- EXERCISE DESCRIPTION -
All of the data should be restated exactly as it stands.

━━ TASK INPUT ━━

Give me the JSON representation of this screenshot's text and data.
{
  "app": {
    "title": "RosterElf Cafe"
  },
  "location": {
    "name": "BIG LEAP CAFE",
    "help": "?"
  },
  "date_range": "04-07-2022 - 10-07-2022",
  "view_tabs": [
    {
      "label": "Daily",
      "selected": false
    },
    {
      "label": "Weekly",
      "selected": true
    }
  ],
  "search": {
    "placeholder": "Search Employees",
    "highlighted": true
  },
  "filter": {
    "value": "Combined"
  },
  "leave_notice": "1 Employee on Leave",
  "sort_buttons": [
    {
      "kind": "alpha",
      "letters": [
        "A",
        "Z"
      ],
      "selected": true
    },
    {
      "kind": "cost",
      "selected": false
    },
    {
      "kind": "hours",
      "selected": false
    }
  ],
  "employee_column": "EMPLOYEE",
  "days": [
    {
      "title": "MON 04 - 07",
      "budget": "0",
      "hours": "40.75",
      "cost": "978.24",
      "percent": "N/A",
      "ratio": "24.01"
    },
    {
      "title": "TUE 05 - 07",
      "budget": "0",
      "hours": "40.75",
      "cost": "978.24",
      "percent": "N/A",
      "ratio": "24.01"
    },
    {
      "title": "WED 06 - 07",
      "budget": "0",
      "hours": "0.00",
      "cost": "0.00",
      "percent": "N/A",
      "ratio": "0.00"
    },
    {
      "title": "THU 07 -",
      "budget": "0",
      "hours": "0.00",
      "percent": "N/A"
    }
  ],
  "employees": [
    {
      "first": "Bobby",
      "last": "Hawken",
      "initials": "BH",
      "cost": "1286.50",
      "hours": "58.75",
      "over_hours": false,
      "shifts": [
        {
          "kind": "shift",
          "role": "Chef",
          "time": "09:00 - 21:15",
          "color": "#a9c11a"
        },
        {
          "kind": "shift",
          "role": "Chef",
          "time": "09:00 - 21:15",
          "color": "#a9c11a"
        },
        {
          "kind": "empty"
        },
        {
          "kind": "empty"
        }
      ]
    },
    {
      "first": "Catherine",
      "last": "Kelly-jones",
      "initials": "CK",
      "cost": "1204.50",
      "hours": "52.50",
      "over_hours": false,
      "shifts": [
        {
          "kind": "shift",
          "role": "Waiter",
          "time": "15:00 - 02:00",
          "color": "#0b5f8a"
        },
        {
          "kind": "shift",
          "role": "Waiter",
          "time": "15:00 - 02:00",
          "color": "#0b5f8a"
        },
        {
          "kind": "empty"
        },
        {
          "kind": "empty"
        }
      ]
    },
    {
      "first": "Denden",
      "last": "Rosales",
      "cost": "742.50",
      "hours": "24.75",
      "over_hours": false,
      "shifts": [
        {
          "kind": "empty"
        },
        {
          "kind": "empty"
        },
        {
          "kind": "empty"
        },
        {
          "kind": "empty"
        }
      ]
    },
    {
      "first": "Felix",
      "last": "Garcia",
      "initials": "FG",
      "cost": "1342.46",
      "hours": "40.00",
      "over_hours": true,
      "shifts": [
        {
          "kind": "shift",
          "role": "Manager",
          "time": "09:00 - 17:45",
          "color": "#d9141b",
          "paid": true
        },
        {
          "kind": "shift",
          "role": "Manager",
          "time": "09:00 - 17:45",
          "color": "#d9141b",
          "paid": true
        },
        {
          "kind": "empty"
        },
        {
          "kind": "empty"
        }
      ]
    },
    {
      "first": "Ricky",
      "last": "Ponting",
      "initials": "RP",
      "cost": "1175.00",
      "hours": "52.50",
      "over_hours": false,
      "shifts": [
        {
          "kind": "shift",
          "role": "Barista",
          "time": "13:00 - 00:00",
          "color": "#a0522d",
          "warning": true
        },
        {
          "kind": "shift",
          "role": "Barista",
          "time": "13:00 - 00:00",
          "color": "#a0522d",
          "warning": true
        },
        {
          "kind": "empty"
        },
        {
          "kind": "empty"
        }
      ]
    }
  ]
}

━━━

- SOLVED PROBLEM -
Give me the JSON representation of this screenshot's text and data.
{
  "app": {
    "title": "RosterElf Cafe"
  },
  "location": {
    "name": "BIG LEAP CAFE",
    "help": "?"
  },
  "date_range": "04-07-2022 - 10-07-2022",
  "view_tabs": [
    {
      "label": "Daily",
      "selected": false
    },
    {
      "label": "Weekly",
      "selected": true
    }
  ],
  "search": {
    "placeholder": "Search Employees",
    "highlighted": true
  },
  "filter": {
    "value": "Combined"
  },
  "leave_notice": "1 Employee on Leave",
  "sort_buttons": [
    {
      "kind": "alpha",
      "letters": [
        "A",
        "Z"
      ],
      "selected": true
    },
    {
      "kind": "cost",
      "selected": false
    },
    {
      "kind": "hours",
      "selected": false
    }
  ],
  "employee_column": "EMPLOYEE",
  "days": [
    {
      "title": "MON 04 - 07",
      "budget": "0",
      "hours": "40.75",
      "cost": "978.24",
      "percent": "N/A",
      "ratio": "24.01"
    },
    {
      "title": "TUE 05 - 07",
      "budget": "0",
      "hours": "40.75",
      "cost": "978.24",
      "percent": "N/A",
      "ratio": "24.01"
    },
    {
      "title": "WED 06 - 07",
      "budget": "0",
      "hours": "0.00",
      "cost": "0.00",
      "percent": "N/A",
      "ratio": "0.00"
    },
    {
      "title": "THU 07 -",
      "budget": "0",
      "hours": "0.00",
      "percent": "N/A"
    }
  ],
  "employees": [
    {
      "first": "Bobby",
      "last": "Hawken",
      "initials": "BH",
      "cost": "1286.50",
      "hours": "58.75",
      "over_hours": false,
      "shifts": [
        {
          "kind": "shift",
          "role": "Chef",
          "time": "09:00 - 21:15",
          "color": "#a9c11a"
        },
        {
          "kind": "shift",
          "role": "Chef",
          "time": "09:00 - 21:15",
          "color": "#a9c11a"
        },
        {
          "kind": "empty"
        },
        {
          "kind": "empty"
        }
      ]
    },
    {
      "first": "Catherine",
      "last": "Kelly-jones",
      "initials": "CK",
      "cost": "1204.50",
      "hours": "52.50",
      "over_hours": false,
      "shifts": [
        {
          "kind": "shift",
          "role": "Waiter",
          "time": "15:00 - 02:00",
          "color": "#0b5f8a"
        },
        {
          "kind": "shift",
          "role": "Waiter",
          "time": "15:00 - 02:00",
          "color": "#0b5f8a"
        },
        {
          "kind": "empty"
        },
        {
          "kind": "empty"
        }
      ]
    },
    {
      "first": "Denden",
      "last": "Rosales",
      "cost": "742.50",
      "hours": "24.75",
      "over_hours": false,
      "shifts": [
        {
          "kind": "empty"
        },
        {
          "kind": "empty"
        },
        {
          "kind": "empty"
        },
        {
          "kind": "empty"
        }
      ]
    },
    {
      "first": "Felix",
      "last": "Garcia",
      "initials": "FG",
      "cost": "1342.46",
      "hours": "40.00",
      "over_hours": true,
      "shifts": [
        {
          "kind": "shift",
          "role": "Manager",
          "time": "09:00 - 17:45",
          "color": "#d9141b",
          "paid": true
        },
        {
          "kind": "shift",
          "role": "Manager",
          "time": "09:00 - 17:45",
          "color": "#d9141b",
          "paid": true
        },
        {
          "kind": "empty"
        },
        {
          "kind": "empty"
        }
      ]
    },
    {
      "first": "Ricky",
      "last": "Ponting",
      "initials": "RP",
      "cost": "1175.00",
      "hours": "52.50",
      "over_hours": false,
      "shifts": [
        {
          "kind": "shift",
          "role": "Barista",
          "time": "13:00 - 00:00",
          "color": "#a0522d",
          "warning": true
        },
        {
          "kind": "shift",
          "role": "Barista",
          "time": "13:00 - 00:00",
          "color": "#a0522d",
          "warning": true
        },
        {
          "kind": "empty"
        },
        {
          "kind": "empty"
        }
      ]
    }
  ]
}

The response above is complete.